(PROBLEM STATEMENT): The answer should be a single number: how many lines in the material contain "more".

(DATASET EXTRACT):
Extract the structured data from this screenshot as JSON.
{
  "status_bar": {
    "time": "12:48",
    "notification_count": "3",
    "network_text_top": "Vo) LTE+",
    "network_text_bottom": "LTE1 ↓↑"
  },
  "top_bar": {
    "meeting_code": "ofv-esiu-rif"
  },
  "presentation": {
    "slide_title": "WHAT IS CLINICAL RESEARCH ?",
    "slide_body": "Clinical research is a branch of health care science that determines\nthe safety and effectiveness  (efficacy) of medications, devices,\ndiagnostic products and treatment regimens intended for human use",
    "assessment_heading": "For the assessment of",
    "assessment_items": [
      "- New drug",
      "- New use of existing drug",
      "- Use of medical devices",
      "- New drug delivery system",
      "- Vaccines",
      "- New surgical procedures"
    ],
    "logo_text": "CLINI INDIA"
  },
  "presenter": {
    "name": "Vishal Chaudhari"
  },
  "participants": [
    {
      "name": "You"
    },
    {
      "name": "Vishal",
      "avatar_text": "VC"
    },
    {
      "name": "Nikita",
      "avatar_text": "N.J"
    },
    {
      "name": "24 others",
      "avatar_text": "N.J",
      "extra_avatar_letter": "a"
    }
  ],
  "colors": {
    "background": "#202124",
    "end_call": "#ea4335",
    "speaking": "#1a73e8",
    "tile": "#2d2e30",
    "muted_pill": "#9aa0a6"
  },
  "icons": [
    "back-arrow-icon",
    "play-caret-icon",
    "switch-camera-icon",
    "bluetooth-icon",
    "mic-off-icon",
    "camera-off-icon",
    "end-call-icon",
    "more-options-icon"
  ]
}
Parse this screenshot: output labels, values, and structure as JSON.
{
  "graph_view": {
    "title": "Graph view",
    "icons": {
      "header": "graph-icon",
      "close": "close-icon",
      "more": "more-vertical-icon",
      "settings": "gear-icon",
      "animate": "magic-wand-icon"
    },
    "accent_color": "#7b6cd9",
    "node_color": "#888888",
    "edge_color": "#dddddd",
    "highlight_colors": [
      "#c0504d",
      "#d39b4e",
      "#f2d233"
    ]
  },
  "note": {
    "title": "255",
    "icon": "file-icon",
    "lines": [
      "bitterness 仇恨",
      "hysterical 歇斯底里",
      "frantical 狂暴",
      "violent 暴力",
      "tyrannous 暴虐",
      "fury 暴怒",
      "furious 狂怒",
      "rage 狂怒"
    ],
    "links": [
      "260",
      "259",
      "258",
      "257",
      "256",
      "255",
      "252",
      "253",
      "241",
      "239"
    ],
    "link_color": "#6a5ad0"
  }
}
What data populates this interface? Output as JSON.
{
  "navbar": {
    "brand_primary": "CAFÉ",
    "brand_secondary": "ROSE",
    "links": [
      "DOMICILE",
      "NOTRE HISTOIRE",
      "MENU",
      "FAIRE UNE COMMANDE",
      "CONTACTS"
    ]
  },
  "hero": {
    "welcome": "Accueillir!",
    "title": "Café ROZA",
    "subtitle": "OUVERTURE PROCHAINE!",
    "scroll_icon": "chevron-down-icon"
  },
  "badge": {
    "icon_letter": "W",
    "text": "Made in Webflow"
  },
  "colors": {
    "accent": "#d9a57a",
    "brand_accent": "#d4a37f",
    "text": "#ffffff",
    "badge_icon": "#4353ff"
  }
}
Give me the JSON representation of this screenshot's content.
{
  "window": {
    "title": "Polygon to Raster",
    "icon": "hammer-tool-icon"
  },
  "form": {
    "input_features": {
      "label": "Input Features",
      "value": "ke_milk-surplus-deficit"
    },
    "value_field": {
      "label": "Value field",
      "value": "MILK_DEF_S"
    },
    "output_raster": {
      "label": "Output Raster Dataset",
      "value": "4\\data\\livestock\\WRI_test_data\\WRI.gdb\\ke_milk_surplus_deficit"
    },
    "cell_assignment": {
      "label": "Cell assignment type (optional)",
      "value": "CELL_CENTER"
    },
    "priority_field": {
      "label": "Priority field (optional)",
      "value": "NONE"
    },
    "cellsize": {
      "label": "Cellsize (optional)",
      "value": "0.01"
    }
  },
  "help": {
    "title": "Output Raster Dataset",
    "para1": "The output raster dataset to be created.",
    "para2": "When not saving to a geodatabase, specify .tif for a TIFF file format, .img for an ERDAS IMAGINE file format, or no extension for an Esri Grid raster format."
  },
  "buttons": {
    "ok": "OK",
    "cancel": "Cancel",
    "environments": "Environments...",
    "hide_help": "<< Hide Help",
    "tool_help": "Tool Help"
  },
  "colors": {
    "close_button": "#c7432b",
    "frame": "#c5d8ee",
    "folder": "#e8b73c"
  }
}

(OUTPUT FOR THIS TASK): 2